## MATERIAL PROVIDED
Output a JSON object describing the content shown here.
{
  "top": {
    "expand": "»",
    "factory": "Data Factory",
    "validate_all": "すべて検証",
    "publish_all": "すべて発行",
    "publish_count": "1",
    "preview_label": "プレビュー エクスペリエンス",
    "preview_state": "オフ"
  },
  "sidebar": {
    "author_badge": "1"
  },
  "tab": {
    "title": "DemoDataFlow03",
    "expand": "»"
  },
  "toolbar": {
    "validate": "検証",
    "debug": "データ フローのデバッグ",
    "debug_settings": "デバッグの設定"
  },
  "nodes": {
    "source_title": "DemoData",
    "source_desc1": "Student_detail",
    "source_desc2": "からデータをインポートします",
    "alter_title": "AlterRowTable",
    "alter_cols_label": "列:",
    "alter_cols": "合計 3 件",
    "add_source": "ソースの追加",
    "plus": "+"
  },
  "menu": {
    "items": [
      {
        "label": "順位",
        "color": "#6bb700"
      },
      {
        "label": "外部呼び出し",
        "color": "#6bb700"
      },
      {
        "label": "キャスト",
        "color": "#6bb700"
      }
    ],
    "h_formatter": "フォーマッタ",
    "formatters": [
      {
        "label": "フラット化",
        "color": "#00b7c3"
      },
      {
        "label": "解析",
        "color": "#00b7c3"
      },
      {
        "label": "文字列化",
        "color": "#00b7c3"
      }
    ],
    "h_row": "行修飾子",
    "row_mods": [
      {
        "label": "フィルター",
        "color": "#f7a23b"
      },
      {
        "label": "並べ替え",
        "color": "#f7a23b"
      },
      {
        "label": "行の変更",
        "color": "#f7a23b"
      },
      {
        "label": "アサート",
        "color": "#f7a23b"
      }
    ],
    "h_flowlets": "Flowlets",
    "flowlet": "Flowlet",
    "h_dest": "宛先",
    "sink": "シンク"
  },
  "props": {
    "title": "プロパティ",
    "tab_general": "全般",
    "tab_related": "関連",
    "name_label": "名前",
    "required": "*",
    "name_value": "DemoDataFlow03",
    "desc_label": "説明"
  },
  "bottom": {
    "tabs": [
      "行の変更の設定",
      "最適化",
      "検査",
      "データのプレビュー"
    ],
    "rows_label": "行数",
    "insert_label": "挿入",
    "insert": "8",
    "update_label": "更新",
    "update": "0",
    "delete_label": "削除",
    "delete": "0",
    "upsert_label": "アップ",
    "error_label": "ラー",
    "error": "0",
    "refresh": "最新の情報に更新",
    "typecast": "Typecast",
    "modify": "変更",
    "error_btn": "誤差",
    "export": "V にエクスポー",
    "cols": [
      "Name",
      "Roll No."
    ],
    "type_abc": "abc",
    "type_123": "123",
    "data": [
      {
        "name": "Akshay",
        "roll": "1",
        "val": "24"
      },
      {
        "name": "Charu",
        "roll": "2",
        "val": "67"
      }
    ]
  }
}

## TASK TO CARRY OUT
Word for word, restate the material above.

## TASK ANSWER
Output a JSON object describing the content shown here.
{
  "top": {
    "expand": "»",
    "factory": "Data Factory",
    "validate_all": "すべて検証",
    "publish_all": "すべて発行",
    "publish_count": "1",
    "preview_label": "プレビュー エクスペリエンス",
    "preview_state": "オフ"
  },
  "sidebar": {
    "author_badge": "1"
  },
  "tab": {
    "title": "DemoDataFlow03",
    "expand": "»"
  },
  "toolbar": {
    "validate": "検証",
    "debug": "データ フローのデバッグ",
    "debug_settings": "デバッグの設定"
  },
  "nodes": {
    "source_title": "DemoData",
    "source_desc1": "Student_detail",
    "source_desc2": "からデータをインポートします",
    "alter_title": "AlterRowTable",
    "alter_cols_label": "列:",
    "alter_cols": "合計 3 件",
    "add_source": "ソースの追加",
    "plus": "+"
  },
  "menu": {
    "items": [
      {
        "label": "順位",
        "color": "#6bb700"
      },
      {
        "label": "外部呼び出し",
        "color": "#6bb700"
      },
      {
        "label": "キャスト",
        "color": "#6bb700"
      }
    ],
    "h_formatter": "フォーマッタ",
    "formatters": [
      {
        "label": "フラット化",
        "color": "#00b7c3"
      },
      {
        "label": "解析",
        "color": "#00b7c3"
      },
      {
        "label": "文字列化",
        "color": "#00b7c3"
      }
    ],
    "h_row": "行修飾子",
    "row_mods": [
      {
        "label": "フィルター",
        "color": "#f7a23b"
      },
      {
        "label": "並べ替え",
        "color": "#f7a23b"
      },
      {
        "label": "行の変更",
        "color": "#f7a23b"
      },
      {
        "label": "アサート",
        "color": "#f7a23b"
      }
    ],
    "h_flowlets": "Flowlets",
    "flowlet": "Flowlet",
    "h_dest": "宛先",
    "sink": "シンク"
  },
  "props": {
    "title": "プロパティ",
    "tab_general": "全般",
    "tab_related": "関連",
    "name_label": "名前",
    "required": "*",
    "name_value": "DemoDataFlow03",
    "desc_label": "説明"
  },
  "bottom": {
    "tabs": [
      "行の変更の設定",
      "最適化",
      "検査",
      "データのプレビュー"
    ],
    "rows_label": "行数",
    "insert_label": "挿入",
    "insert": "8",
    "update_label": "更新",
    "update": "0",
    "delete_label": "削除",
    "delete": "0",
    "upsert_label": "アップ",
    "error_label": "ラー",
    "error": "0",
    "refresh": "最新の情報に更新",
    "typecast": "Typecast",
    "modify": "変更",
    "error_btn": "誤差",
    "export": "V にエクスポー",
    "cols": [
      "Name",
      "Roll No."
    ],
    "type_abc": "abc",
    "type_123": "123",
    "data": [
      {
        "name": "Akshay",
        "roll": "1",
        "val": "24"
      },
      {
        "name": "Charu",
        "roll": "2",
        "val": "67"
      }
    ]
  }
}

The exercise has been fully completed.